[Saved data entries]
————————

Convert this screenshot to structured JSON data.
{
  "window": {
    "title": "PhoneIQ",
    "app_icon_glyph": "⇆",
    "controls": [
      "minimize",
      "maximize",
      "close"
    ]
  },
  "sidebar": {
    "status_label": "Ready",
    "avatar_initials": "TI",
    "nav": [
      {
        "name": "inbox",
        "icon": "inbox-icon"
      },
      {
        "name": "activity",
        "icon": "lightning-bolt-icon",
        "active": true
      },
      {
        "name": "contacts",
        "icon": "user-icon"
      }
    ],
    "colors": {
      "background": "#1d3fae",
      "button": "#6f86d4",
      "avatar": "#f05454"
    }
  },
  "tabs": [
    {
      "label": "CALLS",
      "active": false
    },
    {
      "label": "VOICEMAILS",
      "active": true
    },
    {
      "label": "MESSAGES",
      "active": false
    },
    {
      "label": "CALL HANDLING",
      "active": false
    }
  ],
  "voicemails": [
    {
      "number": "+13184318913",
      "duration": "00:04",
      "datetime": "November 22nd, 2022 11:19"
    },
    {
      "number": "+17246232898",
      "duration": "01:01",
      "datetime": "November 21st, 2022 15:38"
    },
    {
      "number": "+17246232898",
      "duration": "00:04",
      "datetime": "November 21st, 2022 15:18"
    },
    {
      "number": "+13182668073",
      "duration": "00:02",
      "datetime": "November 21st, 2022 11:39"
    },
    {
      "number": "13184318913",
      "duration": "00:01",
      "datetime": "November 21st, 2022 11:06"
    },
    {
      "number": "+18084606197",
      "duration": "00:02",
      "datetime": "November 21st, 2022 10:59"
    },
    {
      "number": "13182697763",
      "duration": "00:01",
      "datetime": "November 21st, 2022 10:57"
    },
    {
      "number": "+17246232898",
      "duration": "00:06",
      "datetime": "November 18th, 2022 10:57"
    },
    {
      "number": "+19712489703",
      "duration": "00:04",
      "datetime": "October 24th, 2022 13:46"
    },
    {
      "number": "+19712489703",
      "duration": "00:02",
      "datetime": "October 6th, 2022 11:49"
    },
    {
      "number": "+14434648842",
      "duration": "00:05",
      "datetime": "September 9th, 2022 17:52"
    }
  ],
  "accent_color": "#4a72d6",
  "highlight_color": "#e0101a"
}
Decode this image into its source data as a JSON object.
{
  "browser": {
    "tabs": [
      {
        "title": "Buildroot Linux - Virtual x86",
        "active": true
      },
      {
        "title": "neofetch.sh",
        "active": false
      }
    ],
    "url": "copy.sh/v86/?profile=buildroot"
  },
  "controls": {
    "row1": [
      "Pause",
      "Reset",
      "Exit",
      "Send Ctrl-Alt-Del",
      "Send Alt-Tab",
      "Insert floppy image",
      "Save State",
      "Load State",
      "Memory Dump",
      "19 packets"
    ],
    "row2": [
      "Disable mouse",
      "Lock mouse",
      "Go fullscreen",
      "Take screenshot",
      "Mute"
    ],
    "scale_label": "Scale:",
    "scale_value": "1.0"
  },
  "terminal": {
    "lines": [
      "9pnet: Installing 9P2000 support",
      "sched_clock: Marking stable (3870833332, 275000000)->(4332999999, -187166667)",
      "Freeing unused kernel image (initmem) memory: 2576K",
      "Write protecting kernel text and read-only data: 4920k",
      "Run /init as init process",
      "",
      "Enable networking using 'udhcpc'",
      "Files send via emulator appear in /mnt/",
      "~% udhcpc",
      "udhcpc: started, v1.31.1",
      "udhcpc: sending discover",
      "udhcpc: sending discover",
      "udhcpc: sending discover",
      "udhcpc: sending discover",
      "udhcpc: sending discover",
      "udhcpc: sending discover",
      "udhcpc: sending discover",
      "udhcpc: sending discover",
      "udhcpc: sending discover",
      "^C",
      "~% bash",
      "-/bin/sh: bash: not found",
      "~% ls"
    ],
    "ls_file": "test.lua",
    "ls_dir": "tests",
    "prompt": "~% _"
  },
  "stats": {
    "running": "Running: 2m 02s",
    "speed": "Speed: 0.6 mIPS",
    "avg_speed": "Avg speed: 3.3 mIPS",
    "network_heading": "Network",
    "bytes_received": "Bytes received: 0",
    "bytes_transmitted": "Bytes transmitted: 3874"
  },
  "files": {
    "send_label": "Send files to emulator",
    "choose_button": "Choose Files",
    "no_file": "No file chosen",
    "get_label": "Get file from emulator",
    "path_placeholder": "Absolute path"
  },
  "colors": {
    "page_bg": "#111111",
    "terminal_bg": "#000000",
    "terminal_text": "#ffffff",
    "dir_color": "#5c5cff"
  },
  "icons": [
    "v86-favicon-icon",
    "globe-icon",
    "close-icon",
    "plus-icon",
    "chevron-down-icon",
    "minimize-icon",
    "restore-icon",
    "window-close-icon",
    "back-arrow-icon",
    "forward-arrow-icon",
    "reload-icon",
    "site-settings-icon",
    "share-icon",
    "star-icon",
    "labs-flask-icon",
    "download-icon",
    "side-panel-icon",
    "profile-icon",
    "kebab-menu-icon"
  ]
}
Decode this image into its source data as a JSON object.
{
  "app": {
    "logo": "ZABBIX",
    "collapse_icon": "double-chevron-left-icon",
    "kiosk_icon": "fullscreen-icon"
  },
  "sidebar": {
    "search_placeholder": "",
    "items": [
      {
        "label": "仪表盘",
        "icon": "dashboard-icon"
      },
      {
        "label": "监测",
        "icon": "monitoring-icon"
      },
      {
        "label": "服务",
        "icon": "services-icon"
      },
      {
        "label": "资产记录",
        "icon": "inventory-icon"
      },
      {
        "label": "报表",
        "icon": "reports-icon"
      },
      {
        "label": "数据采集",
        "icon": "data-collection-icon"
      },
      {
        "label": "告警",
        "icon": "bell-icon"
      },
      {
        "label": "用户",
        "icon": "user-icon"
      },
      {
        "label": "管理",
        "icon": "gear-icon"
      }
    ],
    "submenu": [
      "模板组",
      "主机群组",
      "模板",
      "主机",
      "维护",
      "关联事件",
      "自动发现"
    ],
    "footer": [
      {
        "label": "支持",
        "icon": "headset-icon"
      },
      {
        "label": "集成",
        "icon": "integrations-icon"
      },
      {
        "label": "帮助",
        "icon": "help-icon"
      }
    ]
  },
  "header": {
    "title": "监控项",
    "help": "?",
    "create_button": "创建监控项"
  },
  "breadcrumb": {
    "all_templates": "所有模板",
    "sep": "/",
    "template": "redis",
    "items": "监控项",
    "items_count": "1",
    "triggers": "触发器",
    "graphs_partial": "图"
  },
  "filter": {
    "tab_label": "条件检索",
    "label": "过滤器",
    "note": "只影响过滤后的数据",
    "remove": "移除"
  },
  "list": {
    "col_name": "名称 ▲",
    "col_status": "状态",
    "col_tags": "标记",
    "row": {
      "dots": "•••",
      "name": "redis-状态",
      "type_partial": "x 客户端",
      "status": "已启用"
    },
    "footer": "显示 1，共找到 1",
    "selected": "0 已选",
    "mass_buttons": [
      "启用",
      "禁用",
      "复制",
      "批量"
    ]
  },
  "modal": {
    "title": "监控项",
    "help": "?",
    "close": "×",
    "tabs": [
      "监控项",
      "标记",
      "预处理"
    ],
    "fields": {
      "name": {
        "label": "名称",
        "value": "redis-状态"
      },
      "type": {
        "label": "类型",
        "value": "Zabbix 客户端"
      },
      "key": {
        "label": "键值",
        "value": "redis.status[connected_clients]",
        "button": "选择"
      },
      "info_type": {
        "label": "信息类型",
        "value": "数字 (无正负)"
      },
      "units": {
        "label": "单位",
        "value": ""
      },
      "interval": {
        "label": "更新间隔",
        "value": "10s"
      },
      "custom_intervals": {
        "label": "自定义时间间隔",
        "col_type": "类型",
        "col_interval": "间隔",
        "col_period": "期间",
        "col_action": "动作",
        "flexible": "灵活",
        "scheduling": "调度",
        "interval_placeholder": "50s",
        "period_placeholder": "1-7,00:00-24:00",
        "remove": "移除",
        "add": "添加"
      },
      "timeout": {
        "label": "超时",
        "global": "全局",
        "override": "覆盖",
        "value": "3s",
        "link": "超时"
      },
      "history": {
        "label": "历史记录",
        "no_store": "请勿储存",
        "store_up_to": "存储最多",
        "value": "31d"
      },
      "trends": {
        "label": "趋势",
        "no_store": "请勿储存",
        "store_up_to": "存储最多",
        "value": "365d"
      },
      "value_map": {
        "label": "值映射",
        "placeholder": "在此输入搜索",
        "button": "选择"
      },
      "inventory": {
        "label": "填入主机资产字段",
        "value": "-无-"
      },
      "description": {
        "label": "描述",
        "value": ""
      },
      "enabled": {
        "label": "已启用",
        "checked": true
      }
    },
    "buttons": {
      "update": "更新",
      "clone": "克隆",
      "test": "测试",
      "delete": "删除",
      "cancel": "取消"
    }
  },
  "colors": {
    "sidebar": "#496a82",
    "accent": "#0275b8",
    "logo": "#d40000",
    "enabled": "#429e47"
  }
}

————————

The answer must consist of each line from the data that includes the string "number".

--- Exercise answer ---
      "number": "+13184318913",
      "number": "+17246232898",
      "number": "+17246232898",
      "number": "+13182668073",
      "number": "13184318913",
      "number": "+18084606197",
      "number": "13182697763",
      "number": "+17246232898",
      "number": "+19712489703",
      "number": "+19712489703",
      "number": "+14434648842",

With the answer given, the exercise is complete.